For a Maryland team desperately in need of a morale-boosting victory over a nationally ranked team, the difference between losing and winning Sunday’s game against No. 5 Virginia was sophomore guard Seth Allen.
After helping the Terps take a four-point lead on a jumper with 2:39 left in regulation, Allen’s inability to get Maryland into its offense on three of the team’s last four possessions led to the Cavaliers forcing overtime.
But then Allen showed his growth as an elite college scorer, if not quite an elite college point guard, by making Maryland’s first two baskets in overtime, both on drives, scoring the first five points of overtime in a 75-69 victory for the Terps.
That stretch of a little more than seven minutes summed up the balancing act between thinking Allen is the second-coming of former Michigan star Trey Burke or former Terps guard Terrell Stoglin. For Maryland coach Mark Turgeon, it might be both.
Asked on Monday’s ACC coaches’ teleconference about how difficult it has been to get Allen to play consistently within the team’s offense, Turgeon said: “It’s a constant battle with him. He’s still learning how to play, learning the game, and learning situations.
“Not only does he have to do that [score], he has to run the team. It’s not natural for him, and so it’s been a process. Seth and I had a good meeting last week, and I think it carried over. I thought he passed up available 3s to drive the ball, which I liked ... It’s a process, but it continues to get better.”
Allen finished with a team-high 20 points on 7 of 17 shooting, including 2 of 7 on 3-pointers. He took 10 more shots than junior guard Dez Wells (5 of 7), who finished with 18 points, 16 in the second half; also 10 more than junior forward Evan Smotrycz (5 of 7), who had all of his 13 points in the first half.
There’s no pattern when it comes to Allen regarding whether Maryland wins or loses, and if he spends more time shooting than passing. His best all-around game came in a rout at Virginia Tech, when he finished with 16 points, seven assists (two turnovers) and five rebounds.
But the game that Turgeon believes was the best Allen has played in his nearly two seasons in College Park was his 32-point performance against Florida State on Feb. 8. Allen shot 11 of 15 from the field, including 7 of 10 on 3-pointers. The Terps won easily.
“The great thing about that night is that almost every shot came out of our offense,” Turgeon said Monday. “I remember watching the film afterward with him and showing how it came out of this play or that play or out of what we were running, or a guy penetrating or pitching.
“That was the best part, and that's why offensively it was his best game since he’s been here because he let the game come to him. And he made some tough shots. He made some deep 3s and got it going and continued to make them.
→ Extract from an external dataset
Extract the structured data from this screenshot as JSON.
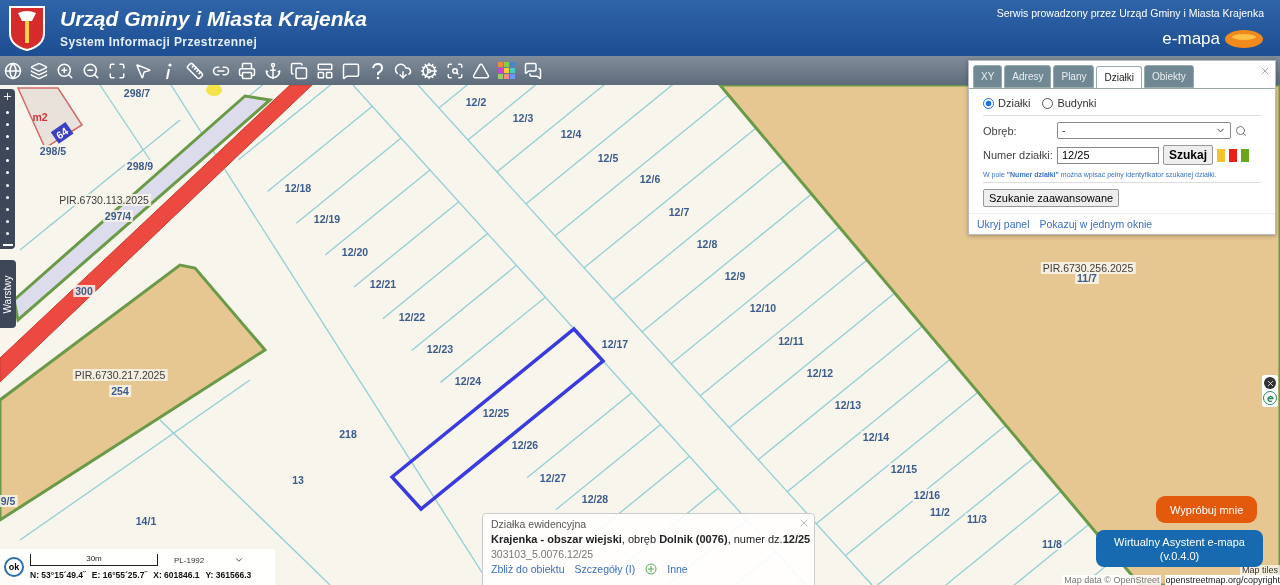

We had a good lead and he was relaxed.”
It certainly will factor into how Seminoles coach Leonard Hamilton plans for Thursday’s second-round game against the Terps in the ACC tournament at the Greensboro Coliseum.
But ultimately, it could help Maryland if Allen is a willing passer -- something he isn’t much of the time -- because it will open up shots for Wells, Smotrycz, Jake Layman and maybe even for big men Charles Mitchell and Shaquille Cleare.
It should be noted that Allen also had his worst game of the season against the Seminoles, going 0-for-8 (including 0-for-6 on 3-pointers) in a 24-point loss in Tallahassee, Fla., back in mid-January. It was just his fifth game back after missing the first 12 with a broken foot.
Somewhere in between from Allen should be good enough for the Terps to advance into Friday’s quarterfinal against the Cavaliers.
”I’m sure they will guard him differently in this game [than the one last month],” Turgeon said of the Seminoles.